Tackling drugs, mental illness and distressed animals
Updated: July 8, 2012 8:11AM
Let’s spend time today in the land of Loose Ends & Random Ramblings.
First up is a subject that we find difficult to discuss here in suburbia, but it is real and devastating. Drug use, particularly by our young adults, and how to approach the dilemma of users calling for help for a person in trouble and running the risk of getting into legal trouble themselves.
A new law signed by Governor Pat Quinn in February and going into effect this month called the Emergency Medical Services Access Law is intended to reverse the upswing in drug overdose-related deaths by granting immunity from prosecution to a 911 caller who may also be under the influence or in possession of small amounts of drugs. A recently proposed amendment to that law adds a caveat: the 911 caller who has drugs in their possession or is also under the influence must enter a drug treatment program within 14 days or face prosecution. Some experts say drug users should not have to make a choice between making the call for help and getting treatment. Others believe it is a good way to address increasing drug use, especially heroin.
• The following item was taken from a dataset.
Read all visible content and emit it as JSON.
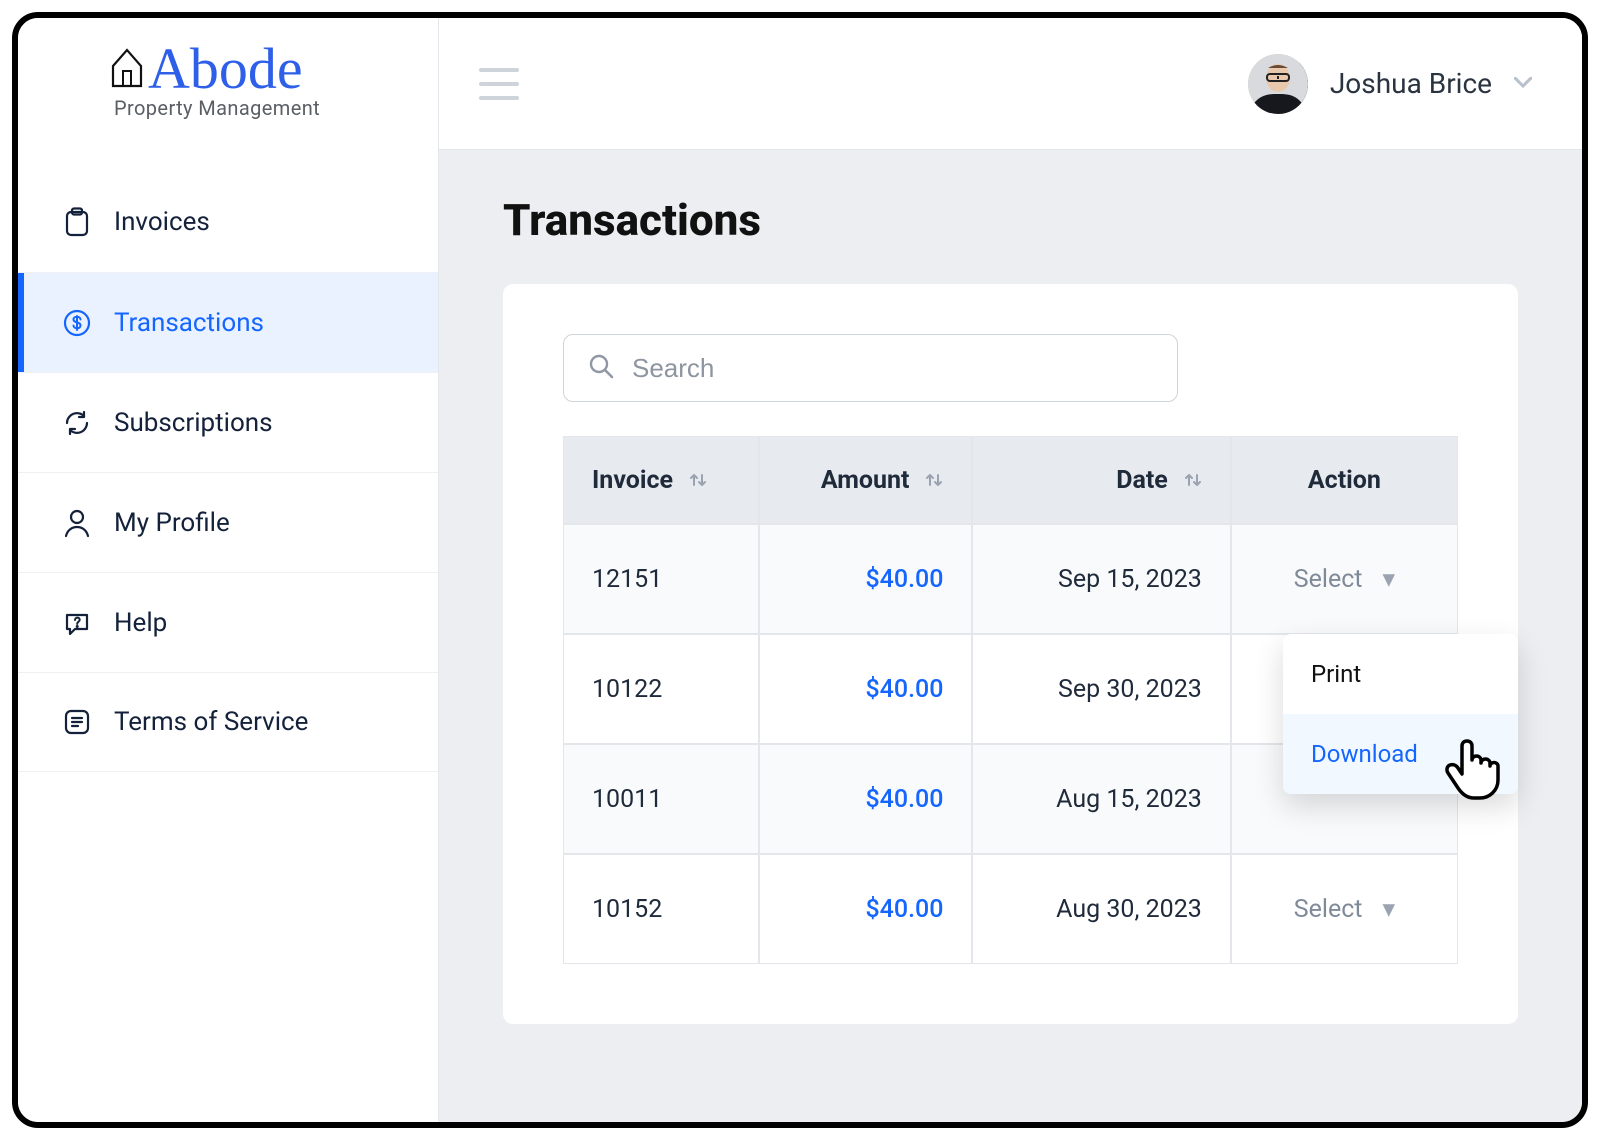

What do you think?
Speaking of Governor Quinn, his deep budgetary slashes in the mental health arena will make life more difficult for those grappling with mental illness. I have “attitude” when it comes to this issue. We find it so easy to feel compassion for cancer victims, AIDS patients, people with ALS or other physical health issues. But society has no such empathy for those with mental illness.
Our brains are body parts also, and they can malfunction just like kidneys or lungs or heart. Problem is, when they do, it mostly exhibits itself as behavioral, rather than physical, problem. Part of the work we as a society have to do is learn more about how brain chemistry affects behavior, and then remove some of the stigma and show a kinder gentler approach to those struggling.
One place making headway is called ‘The Living Room’, an alternative to a hospital Emergency Room for people under duress with a mental illness. This free service, funded by a grant from the Illinois Department of Human Services, and provided by Turning Point in Skokie and Josselyn Center in Deerfield, utilizes paid “peer counsellors” who have successfully managed their own mental illnesses and have been trained to help talk “guests” through their crisis. This option provides faster attention, a more low-key environment, and less cost than traditional ER visits. Let’s see more Living Rooms, please.
And finally, would you know what to do if you saw a wild baby animal that might be in distress? I am still haunted by guilt over a recent situation in my neighborhood. I heard a constant rhythmic noise, couldn’t tell if it was children playing or a strange bird, but then I noticed a tiny deer fawn walking on the sidewalk making that noise. It sat down for a minute on the lawn of a neighbor, then got up and walked towards a field behind our homes. I did some online research, because instinct told me not to approach the fawn, even if it was in distress. I can’t get the vision out of my head, and I keep hoping mother and baby were reunited.
According to my research, a quiet fawn sitting in a secluded area is fine and simply waiting for mother to return, but a fawn who is crying or wandering may be in trouble and a licensed wildlife rehabilitator needs to be called. Since there are many areas of specialty, it’s probably best to begin with Lake County’s Flint Creek Wildlife Rehabilitation Center in Barrington, phone (847) 842-8000 or visit their great website, which I wasn’t aware of during my incident but would have been helpful: www.flintcreekwildlife.org.
Send email to Pat Lenhoff at: email@example.com